One of the more versatile American filmmakers of his generation, Barry Levinson’s movies showcased subjects as diverse as the immigrant experience, mob intrigue, and political satire. He earned particular acclaim for his semi-autobiographical portraits of life in 1950s Baltimore, a topic that he explored to great effect in Diner, his 1982 directorial debut.
Born in Baltimore on June 2, 1942, Levinson was the son of a warehouse manager. Initially intent on a career in the media, he studied Broadcast Journalism in college but didn’t remain there long enough to earn a degree. He instead switched his interests to acting and standup comedy, and, after serving a stint as a staff writer on The Carol Burnett Show, he was hired by producer Mel Brooks. The first film to carry a screenwriter credit for Levinson (in the company of several other writers) was Silent Movie (1976); this was followed by Brooks’ High Anxiety (1977), which also featured Levinson as a vengeful bellboy in the film’s… read more
As far as 'story' films that come out of Hollywood go, it doesn't get much better than this. There is a new event that occurs every time it is watched. And that new event is the old event happening for the first time.

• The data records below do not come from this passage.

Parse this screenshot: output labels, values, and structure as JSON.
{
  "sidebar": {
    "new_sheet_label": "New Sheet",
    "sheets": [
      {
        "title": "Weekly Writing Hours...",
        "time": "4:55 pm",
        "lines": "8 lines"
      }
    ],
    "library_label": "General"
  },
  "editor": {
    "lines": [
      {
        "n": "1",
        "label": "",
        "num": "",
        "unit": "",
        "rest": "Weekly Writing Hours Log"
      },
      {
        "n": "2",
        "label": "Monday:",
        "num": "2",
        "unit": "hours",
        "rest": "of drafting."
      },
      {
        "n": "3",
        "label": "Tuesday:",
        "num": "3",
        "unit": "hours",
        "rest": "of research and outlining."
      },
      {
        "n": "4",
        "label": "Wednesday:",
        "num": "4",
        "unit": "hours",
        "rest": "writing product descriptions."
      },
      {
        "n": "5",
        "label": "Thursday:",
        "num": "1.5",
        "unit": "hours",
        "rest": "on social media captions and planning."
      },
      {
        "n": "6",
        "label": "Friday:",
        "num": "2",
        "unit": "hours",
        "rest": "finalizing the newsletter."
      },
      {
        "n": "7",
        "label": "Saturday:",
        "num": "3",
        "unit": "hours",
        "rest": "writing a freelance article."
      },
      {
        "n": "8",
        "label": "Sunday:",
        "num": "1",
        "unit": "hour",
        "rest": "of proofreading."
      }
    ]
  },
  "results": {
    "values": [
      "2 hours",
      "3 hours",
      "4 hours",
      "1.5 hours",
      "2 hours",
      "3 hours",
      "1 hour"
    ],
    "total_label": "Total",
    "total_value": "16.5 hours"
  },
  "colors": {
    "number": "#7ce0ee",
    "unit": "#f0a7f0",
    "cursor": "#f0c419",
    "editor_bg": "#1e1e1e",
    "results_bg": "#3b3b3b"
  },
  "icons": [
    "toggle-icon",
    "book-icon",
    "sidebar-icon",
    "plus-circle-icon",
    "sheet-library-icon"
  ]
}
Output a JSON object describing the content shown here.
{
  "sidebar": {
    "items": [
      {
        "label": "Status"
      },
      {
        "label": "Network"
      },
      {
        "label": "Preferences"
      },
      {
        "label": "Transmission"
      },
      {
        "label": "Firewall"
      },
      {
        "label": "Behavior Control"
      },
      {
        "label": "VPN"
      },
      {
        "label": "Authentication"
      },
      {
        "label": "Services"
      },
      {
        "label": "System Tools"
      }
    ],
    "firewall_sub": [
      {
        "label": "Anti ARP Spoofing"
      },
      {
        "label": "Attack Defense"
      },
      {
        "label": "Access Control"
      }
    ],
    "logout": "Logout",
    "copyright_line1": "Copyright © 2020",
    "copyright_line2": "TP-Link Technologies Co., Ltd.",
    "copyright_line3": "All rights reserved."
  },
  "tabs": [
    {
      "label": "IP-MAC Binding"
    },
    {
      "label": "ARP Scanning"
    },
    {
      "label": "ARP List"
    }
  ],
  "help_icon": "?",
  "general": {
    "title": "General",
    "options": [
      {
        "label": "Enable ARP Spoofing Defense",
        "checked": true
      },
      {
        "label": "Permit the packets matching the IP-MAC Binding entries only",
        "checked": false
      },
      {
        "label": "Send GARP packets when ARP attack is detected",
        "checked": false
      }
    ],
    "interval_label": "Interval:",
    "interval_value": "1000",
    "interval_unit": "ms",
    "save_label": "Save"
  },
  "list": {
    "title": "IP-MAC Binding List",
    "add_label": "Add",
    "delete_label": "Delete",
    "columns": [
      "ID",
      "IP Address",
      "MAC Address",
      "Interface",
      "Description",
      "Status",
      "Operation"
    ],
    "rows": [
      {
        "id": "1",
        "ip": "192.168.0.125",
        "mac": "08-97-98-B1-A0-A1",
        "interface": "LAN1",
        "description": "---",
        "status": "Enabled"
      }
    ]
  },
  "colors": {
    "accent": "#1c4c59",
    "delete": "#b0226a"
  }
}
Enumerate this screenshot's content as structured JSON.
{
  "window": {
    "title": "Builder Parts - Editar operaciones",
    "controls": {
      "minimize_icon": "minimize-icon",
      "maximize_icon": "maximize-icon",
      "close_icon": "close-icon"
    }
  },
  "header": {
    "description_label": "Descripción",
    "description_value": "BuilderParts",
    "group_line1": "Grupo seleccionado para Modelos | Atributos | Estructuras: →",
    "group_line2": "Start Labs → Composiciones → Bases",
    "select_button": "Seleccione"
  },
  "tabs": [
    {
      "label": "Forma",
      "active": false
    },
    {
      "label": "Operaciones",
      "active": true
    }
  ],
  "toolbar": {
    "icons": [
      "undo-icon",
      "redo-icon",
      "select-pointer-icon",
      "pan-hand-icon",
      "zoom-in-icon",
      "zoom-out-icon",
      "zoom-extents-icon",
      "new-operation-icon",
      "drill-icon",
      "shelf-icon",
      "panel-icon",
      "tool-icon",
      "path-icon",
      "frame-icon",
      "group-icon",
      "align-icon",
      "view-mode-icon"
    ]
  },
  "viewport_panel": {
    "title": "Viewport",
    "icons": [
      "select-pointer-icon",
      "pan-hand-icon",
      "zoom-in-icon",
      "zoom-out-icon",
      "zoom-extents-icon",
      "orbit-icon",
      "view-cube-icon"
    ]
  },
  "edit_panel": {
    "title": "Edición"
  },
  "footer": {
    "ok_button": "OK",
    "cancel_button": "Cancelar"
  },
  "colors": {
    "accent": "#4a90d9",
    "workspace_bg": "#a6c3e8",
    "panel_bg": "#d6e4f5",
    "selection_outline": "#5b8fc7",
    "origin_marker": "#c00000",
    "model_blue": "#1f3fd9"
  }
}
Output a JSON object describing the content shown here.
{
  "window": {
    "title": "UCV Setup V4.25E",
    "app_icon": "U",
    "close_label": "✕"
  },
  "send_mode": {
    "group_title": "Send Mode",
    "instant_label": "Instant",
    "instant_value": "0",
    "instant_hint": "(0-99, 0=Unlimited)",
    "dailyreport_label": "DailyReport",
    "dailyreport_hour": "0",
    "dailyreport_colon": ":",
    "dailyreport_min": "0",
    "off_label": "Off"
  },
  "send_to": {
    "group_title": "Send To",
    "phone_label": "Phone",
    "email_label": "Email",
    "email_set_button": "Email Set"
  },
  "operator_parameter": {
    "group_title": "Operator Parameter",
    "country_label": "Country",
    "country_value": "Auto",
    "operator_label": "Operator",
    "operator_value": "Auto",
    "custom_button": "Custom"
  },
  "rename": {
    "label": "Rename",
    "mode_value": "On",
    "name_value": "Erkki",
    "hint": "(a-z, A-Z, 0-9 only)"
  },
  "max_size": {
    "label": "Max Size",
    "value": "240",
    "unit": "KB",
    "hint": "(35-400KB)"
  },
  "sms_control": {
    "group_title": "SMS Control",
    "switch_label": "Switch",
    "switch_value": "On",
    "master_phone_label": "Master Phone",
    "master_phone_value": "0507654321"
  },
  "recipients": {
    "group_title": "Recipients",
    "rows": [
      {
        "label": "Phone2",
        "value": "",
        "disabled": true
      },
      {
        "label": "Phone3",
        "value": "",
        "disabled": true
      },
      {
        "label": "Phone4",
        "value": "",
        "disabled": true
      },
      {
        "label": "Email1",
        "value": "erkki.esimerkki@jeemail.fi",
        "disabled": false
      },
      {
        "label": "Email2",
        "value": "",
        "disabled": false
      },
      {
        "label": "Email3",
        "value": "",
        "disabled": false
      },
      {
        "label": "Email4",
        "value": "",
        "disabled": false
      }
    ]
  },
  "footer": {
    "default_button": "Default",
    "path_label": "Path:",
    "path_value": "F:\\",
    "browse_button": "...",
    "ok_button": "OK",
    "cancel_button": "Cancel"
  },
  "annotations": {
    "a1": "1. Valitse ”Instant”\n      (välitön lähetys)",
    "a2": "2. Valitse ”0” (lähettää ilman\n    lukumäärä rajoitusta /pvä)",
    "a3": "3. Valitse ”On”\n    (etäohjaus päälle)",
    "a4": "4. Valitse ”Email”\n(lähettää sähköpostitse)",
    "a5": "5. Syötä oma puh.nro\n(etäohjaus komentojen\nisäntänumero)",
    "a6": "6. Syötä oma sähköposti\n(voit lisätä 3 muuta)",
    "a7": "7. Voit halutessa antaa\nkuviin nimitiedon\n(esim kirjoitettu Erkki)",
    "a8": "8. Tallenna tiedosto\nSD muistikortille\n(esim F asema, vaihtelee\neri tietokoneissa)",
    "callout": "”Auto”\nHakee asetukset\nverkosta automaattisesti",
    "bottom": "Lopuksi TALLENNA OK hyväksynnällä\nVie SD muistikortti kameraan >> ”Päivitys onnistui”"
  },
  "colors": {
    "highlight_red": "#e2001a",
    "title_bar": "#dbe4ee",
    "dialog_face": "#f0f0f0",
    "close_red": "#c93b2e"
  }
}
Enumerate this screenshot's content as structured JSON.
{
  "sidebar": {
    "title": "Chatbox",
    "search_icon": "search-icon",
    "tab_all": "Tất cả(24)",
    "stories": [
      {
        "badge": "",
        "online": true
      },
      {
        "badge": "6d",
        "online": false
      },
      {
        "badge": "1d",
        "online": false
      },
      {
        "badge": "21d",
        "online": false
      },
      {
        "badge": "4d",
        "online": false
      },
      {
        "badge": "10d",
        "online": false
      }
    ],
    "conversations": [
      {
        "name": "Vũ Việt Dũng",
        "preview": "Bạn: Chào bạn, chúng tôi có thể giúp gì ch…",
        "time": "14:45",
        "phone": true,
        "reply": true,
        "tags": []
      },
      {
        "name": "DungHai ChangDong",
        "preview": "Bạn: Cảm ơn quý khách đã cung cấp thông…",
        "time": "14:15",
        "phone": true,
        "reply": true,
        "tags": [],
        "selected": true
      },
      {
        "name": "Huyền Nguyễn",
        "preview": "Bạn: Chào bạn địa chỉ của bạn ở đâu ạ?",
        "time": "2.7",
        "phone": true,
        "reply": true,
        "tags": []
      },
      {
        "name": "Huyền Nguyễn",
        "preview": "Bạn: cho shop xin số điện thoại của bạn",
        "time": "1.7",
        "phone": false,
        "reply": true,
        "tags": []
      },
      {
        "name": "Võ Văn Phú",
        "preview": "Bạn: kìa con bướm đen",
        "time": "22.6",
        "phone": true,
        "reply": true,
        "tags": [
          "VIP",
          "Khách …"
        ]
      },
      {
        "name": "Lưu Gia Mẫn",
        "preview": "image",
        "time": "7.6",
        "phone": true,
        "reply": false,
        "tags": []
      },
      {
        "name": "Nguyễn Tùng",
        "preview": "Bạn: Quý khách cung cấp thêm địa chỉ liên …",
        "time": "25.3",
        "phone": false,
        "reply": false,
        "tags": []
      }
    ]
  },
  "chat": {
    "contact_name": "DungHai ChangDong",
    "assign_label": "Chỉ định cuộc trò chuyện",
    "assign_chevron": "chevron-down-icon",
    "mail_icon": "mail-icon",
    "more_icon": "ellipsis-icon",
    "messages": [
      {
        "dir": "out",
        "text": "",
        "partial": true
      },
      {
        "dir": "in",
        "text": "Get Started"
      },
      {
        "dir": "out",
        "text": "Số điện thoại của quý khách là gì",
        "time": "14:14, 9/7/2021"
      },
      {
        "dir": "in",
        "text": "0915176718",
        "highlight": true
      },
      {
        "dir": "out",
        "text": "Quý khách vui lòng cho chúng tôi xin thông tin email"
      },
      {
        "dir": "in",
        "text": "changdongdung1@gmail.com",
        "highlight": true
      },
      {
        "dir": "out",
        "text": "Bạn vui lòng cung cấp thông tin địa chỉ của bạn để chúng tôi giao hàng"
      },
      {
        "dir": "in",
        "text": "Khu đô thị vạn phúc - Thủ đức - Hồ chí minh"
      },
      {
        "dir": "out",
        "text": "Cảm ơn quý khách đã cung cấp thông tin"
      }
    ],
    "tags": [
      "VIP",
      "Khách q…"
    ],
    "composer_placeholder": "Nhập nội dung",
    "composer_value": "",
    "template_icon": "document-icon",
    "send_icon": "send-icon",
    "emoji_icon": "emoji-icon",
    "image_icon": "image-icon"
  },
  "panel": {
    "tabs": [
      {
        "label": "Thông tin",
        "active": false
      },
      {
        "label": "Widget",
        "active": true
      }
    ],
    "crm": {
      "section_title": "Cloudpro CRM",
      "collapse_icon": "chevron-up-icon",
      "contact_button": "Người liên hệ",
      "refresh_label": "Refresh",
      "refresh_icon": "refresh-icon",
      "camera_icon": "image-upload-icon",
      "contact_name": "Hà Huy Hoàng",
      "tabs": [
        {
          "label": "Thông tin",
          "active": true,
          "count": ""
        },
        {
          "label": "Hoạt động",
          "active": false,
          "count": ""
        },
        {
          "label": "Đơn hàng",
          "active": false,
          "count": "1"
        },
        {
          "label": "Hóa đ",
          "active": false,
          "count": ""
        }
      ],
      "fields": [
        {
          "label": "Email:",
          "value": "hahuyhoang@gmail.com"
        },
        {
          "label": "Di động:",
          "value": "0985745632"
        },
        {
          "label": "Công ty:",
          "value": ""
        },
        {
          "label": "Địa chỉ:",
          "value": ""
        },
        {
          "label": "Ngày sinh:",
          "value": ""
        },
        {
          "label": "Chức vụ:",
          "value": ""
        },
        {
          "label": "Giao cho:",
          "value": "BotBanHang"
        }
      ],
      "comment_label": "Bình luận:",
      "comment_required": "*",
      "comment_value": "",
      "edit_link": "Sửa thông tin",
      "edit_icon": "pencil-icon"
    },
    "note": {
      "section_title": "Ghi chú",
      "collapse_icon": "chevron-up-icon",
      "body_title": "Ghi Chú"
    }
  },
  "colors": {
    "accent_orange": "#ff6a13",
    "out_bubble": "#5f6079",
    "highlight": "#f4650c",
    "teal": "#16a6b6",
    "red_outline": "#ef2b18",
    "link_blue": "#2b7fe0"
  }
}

It is a miracle and there are only a handful of movies that have miracles like this.
Pretty pretty pretty, just so incredibly pretty, just amazingly gorgeous and pretty, so astonishingly beautiful and pretty and devoted to forging some kind of outlandish American Arthurian mythology about baseball and it just gets all very choking in its total pretty Americanosity.